I met Gordon and Ena with my colleagues at the Baxter's Moray factory fastness in Fochabers, in order to present ideas for new chutney jars and labelling. My designs were stared at intently, and I received a very stern telling off from the indomitable Ena for daring to suggest a faux stone jar as one of the options. "You have to be able to see the product" she said, waving a metaphorical wooden spoon at me, probably the one she used to personally dip into vats. Ena was right, but the ones you see were adopted. They needed tweeking, so a couple of weeks later I found myself early in the morning in a private wood panelled room for breakfast in Brown's Hotel in Albemarle Street off Piccadilly. I think they were both in kilts, but that may be my fevered imaginings. I put the revised jars on the mantelpiece for them to view. They were both so welcoming and kind, and very positive about their new jars. It was one of the most pleasurable jobs I'd worked on; for the jars and labelling obviously, but also for that very rare thing. To be able to work directly with a pair of household names face-to-face, instead of staring at the fluorescent lights in a focus group meeting. I shall go and buy a tin of cock-a-leekie for my lunch.

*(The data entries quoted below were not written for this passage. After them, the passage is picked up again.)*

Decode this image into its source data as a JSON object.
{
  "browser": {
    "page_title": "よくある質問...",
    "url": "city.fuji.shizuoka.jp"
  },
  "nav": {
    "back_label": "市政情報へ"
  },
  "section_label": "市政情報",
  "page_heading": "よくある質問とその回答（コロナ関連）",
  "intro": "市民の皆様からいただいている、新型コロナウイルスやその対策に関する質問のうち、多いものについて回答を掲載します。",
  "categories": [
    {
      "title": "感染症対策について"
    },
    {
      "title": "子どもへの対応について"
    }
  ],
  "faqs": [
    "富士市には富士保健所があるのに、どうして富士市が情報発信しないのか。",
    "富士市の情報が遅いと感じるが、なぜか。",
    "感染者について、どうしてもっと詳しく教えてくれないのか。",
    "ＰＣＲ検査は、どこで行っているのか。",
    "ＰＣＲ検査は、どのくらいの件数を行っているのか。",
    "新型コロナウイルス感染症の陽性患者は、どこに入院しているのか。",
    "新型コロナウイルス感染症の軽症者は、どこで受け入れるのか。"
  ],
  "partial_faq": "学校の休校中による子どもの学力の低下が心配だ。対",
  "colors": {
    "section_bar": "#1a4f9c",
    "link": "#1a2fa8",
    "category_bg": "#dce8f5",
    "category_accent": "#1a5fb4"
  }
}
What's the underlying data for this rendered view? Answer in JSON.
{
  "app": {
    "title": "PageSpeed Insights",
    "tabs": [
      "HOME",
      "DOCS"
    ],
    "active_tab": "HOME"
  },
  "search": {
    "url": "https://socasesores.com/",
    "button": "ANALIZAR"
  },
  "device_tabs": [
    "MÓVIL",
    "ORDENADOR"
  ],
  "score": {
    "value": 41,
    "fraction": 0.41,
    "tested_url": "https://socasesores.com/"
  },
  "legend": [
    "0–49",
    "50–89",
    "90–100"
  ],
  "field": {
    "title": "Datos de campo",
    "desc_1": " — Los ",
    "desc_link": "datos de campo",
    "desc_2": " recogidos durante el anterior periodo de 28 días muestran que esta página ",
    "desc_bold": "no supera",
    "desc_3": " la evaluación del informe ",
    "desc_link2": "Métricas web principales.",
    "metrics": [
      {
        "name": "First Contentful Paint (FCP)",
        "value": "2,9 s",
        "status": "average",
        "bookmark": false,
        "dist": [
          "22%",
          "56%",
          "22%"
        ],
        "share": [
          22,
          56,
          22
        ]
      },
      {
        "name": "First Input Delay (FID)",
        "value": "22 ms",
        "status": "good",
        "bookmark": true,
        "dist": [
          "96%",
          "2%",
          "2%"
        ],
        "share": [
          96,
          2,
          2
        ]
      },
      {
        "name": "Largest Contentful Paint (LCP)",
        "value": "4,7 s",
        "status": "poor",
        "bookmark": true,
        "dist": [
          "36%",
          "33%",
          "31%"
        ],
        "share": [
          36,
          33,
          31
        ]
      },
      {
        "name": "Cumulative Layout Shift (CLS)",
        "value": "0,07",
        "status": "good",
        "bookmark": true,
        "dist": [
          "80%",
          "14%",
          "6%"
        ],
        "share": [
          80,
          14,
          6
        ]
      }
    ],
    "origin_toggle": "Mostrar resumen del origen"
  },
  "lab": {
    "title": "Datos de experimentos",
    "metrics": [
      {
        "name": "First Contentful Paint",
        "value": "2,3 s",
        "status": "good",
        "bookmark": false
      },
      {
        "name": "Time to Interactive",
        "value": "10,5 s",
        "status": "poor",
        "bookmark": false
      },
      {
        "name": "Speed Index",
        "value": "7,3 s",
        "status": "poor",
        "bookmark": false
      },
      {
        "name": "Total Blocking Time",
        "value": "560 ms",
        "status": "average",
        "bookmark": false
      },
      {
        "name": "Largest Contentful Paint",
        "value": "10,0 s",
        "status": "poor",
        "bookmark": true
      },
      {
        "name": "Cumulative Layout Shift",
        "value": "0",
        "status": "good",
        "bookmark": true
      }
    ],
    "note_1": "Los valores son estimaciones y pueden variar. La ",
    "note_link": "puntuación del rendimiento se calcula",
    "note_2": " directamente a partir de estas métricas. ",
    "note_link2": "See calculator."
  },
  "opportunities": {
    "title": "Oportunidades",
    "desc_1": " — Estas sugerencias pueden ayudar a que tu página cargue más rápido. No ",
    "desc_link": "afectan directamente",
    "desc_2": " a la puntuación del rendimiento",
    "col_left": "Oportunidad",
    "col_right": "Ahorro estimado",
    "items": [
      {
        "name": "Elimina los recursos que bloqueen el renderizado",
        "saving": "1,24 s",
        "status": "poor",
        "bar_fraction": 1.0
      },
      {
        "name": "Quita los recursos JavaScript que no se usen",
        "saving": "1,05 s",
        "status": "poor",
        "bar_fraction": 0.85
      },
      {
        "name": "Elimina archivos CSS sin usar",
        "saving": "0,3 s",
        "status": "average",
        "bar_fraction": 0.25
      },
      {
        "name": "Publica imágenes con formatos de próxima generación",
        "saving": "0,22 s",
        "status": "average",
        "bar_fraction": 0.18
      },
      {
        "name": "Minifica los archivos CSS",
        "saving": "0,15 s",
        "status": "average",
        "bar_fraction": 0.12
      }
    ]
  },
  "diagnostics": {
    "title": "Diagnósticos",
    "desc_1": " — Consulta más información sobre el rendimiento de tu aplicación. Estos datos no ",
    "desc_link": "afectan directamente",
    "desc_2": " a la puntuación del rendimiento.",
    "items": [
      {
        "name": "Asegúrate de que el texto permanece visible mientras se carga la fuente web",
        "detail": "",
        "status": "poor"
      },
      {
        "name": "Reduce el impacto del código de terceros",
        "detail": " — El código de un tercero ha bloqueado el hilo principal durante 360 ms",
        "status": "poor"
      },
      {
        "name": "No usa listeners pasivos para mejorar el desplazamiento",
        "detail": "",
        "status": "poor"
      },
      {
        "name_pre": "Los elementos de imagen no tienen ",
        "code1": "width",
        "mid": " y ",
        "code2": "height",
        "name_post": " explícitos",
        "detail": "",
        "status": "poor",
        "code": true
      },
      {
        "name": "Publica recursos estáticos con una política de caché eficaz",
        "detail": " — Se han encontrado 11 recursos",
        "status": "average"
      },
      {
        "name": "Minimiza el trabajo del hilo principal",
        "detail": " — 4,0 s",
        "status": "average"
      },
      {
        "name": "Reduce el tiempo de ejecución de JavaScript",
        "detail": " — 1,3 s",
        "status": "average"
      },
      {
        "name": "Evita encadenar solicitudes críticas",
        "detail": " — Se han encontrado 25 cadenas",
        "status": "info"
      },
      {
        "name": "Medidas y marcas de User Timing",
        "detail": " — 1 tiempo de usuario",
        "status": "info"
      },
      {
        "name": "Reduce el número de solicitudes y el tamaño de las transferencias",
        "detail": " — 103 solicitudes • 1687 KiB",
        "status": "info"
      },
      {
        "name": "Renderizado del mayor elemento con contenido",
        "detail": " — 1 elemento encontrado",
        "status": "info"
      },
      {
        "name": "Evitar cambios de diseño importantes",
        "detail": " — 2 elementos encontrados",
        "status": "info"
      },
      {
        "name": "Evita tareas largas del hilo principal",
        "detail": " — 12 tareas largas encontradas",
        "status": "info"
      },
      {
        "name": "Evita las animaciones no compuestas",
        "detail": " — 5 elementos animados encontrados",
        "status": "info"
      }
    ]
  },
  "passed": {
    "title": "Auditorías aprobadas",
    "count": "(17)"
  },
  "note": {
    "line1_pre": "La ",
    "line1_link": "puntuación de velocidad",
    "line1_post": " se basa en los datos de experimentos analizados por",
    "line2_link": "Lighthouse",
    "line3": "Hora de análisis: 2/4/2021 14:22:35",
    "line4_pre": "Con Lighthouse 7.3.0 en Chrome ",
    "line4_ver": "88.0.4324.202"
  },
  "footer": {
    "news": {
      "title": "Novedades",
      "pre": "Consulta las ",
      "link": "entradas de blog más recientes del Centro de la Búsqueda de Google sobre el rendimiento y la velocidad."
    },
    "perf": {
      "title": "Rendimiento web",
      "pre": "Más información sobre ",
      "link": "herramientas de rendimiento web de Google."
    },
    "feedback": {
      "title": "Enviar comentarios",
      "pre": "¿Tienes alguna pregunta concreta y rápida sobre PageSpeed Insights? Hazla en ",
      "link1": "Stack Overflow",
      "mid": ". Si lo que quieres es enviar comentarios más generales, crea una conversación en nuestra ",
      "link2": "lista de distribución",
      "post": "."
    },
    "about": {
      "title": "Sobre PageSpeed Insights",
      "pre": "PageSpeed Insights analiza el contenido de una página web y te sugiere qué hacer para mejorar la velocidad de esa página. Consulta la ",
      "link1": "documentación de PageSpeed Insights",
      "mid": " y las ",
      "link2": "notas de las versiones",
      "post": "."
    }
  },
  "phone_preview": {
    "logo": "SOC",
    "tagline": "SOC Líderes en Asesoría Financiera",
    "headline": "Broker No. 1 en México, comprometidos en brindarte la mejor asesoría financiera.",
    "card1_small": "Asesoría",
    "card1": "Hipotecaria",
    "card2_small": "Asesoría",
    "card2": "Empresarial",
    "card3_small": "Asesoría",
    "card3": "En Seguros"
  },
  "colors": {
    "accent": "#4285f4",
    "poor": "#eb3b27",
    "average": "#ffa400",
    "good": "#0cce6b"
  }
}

Footnote: The illustrations of the fruit and veg were beautifully executed by Andrew Riley.